** Task **
Repeat the whole listing below, word for word.

** Recorded information **
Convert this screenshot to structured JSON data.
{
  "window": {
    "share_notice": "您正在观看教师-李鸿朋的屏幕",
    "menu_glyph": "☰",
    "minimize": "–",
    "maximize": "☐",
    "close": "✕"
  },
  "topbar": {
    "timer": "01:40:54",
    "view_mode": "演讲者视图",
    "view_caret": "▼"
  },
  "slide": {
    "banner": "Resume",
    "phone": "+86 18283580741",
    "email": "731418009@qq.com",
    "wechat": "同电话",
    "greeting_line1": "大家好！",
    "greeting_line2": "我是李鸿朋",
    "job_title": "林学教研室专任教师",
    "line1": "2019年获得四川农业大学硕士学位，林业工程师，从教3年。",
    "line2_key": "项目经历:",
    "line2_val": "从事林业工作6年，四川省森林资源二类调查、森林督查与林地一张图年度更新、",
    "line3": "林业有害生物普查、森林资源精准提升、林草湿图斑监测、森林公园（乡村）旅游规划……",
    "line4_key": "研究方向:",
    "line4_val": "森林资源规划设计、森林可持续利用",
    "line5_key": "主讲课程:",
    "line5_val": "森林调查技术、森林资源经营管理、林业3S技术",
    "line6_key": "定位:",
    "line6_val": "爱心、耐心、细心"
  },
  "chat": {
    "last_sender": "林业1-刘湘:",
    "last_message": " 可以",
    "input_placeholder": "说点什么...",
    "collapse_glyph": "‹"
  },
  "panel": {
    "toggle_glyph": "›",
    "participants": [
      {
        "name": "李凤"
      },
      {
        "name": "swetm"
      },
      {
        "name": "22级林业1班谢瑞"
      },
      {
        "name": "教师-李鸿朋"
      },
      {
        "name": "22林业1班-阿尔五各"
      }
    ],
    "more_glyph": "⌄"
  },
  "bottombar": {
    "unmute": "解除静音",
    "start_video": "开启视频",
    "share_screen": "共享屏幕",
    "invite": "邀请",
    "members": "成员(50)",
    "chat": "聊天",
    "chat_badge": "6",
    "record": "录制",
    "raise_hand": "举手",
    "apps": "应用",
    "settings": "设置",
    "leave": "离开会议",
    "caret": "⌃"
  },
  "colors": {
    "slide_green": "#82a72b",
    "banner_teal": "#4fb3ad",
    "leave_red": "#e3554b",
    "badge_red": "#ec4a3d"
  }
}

** Task answer **
Convert this screenshot to structured JSON data.
{
  "window": {
    "share_notice": "您正在观看教师-李鸿朋的屏幕",
    "menu_glyph": "☰",
    "minimize": "–",
    "maximize": "☐",
    "close": "✕"
  },
  "topbar": {
    "timer": "01:40:54",
    "view_mode": "演讲者视图",
    "view_caret": "▼"
  },
  "slide": {
    "banner": "Resume",
    "phone": "+86 18283580741",
    "email": "731418009@qq.com",
    "wechat": "同电话",
    "greeting_line1": "大家好！",
    "greeting_line2": "我是李鸿朋",
    "job_title": "林学教研室专任教师",
    "line1": "2019年获得四川农业大学硕士学位，林业工程师，从教3年。",
    "line2_key": "项目经历:",
    "line2_val": "从事林业工作6年，四川省森林资源二类调查、森林督查与林地一张图年度更新、",
    "line3": "林业有害生物普查、森林资源精准提升、林草湿图斑监测、森林公园（乡村）旅游规划……",
    "line4_key": "研究方向:",
    "line4_val": "森林资源规划设计、森林可持续利用",
    "line5_key": "主讲课程:",
    "line5_val": "森林调查技术、森林资源经营管理、林业3S技术",
    "line6_key": "定位:",
    "line6_val": "爱心、耐心、细心"
  },
  "chat": {
    "last_sender": "林业1-刘湘:",
    "last_message": " 可以",
    "input_placeholder": "说点什么...",
    "collapse_glyph": "‹"
  },
  "panel": {
    "toggle_glyph": "›",
    "participants": [
      {
        "name": "李凤"
      },
      {
        "name": "swetm"
      },
      {
        "name": "22级林业1班谢瑞"
      },
      {
        "name": "教师-李鸿朋"
      },
      {
        "name": "22林业1班-阿尔五各"
      }
    ],
    "more_glyph": "⌄"
  },
  "bottombar": {
    "unmute": "解除静音",
    "start_video": "开启视频",
    "share_screen": "共享屏幕",
    "invite": "邀请",
    "members": "成员(50)",
    "chat": "聊天",
    "chat_badge": "6",
    "record": "录制",
    "raise_hand": "举手",
    "apps": "应用",
    "settings": "设置",
    "leave": "离开会议",
    "caret": "⌃"
  },
  "colors": {
    "slide_green": "#82a72b",
    "banner_teal": "#4fb3ad",
    "leave_red": "#e3554b",
    "badge_red": "#ec4a3d"
  }
}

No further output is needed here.